Top of Dataset records
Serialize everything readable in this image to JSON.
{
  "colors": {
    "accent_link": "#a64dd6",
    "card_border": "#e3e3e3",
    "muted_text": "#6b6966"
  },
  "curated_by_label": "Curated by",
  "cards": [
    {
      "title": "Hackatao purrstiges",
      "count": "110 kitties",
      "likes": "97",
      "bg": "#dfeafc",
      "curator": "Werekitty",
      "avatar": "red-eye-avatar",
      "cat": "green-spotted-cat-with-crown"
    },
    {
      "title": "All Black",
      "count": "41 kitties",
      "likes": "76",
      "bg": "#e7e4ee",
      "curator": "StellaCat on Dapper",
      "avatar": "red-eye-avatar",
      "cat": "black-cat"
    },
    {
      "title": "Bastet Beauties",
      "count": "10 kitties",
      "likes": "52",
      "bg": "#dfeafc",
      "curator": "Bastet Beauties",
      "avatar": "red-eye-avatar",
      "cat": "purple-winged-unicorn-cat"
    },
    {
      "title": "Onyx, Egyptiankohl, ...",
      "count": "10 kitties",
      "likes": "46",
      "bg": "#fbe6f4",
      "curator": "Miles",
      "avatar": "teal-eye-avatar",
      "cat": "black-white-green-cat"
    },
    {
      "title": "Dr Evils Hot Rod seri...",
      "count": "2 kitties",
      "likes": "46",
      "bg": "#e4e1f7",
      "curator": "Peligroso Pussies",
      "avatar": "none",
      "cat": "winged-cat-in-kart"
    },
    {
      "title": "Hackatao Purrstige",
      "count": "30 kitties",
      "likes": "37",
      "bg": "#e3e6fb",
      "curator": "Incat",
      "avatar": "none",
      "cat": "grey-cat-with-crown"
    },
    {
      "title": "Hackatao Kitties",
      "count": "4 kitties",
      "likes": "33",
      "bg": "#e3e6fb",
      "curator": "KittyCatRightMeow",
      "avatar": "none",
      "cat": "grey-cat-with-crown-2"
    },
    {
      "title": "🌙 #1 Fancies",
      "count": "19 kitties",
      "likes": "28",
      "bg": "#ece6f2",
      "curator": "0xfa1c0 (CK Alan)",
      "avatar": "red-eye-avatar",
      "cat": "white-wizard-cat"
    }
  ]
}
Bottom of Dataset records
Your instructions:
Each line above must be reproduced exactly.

Expected answer:
Serialize everything readable in this image to JSON.
{
  "colors": {
    "accent_link": "#a64dd6",
    "card_border": "#e3e3e3",
    "muted_text": "#6b6966"
  },
  "curated_by_label": "Curated by",
  "cards": [
    {
      "title": "Hackatao purrstiges",
      "count": "110 kitties",
      "likes": "97",
      "bg": "#dfeafc",
      "curator": "Werekitty",
      "avatar": "red-eye-avatar",
      "cat": "green-spotted-cat-with-crown"
    },
    {
      "title": "All Black",
      "count": "41 kitties",
      "likes": "76",
      "bg": "#e7e4ee",
      "curator": "StellaCat on Dapper",
      "avatar": "red-eye-avatar",
      "cat": "black-cat"
    },
    {
      "title": "Bastet Beauties",
      "count": "10 kitties",
      "likes": "52",
      "bg": "#dfeafc",
      "curator": "Bastet Beauties",
      "avatar": "red-eye-avatar",
      "cat": "purple-winged-unicorn-cat"
    },
    {
      "title": "Onyx, Egyptiankohl, ...",
      "count": "10 kitties",
      "likes": "46",
      "bg": "#fbe6f4",
      "curator": "Miles",
      "avatar": "teal-eye-avatar",
      "cat": "black-white-green-cat"
    },
    {
      "title": "Dr Evils Hot Rod seri...",
      "count": "2 kitties",
      "likes": "46",
      "bg": "#e4e1f7",
      "curator": "Peligroso Pussies",
      "avatar": "none",
      "cat": "winged-cat-in-kart"
    },
    {
      "title": "Hackatao Purrstige",
      "count": "30 kitties",
      "likes": "37",
      "bg": "#e3e6fb",
      "curator": "Incat",
      "avatar": "none",
      "cat": "grey-cat-with-crown"
    },
    {
      "title": "Hackatao Kitties",
      "count": "4 kitties",
      "likes": "33",
      "bg": "#e3e6fb",
      "curator": "KittyCatRightMeow",
      "avatar": "none",
      "cat": "grey-cat-with-crown-2"
    },
    {
      "title": "🌙 #1 Fancies",
      "count": "19 kitties",
      "likes": "28",
      "bg": "#ece6f2",
      "curator": "0xfa1c0 (CK Alan)",
      "avatar": "red-eye-avatar",
      "cat": "white-wizard-cat"
    }
  ]
}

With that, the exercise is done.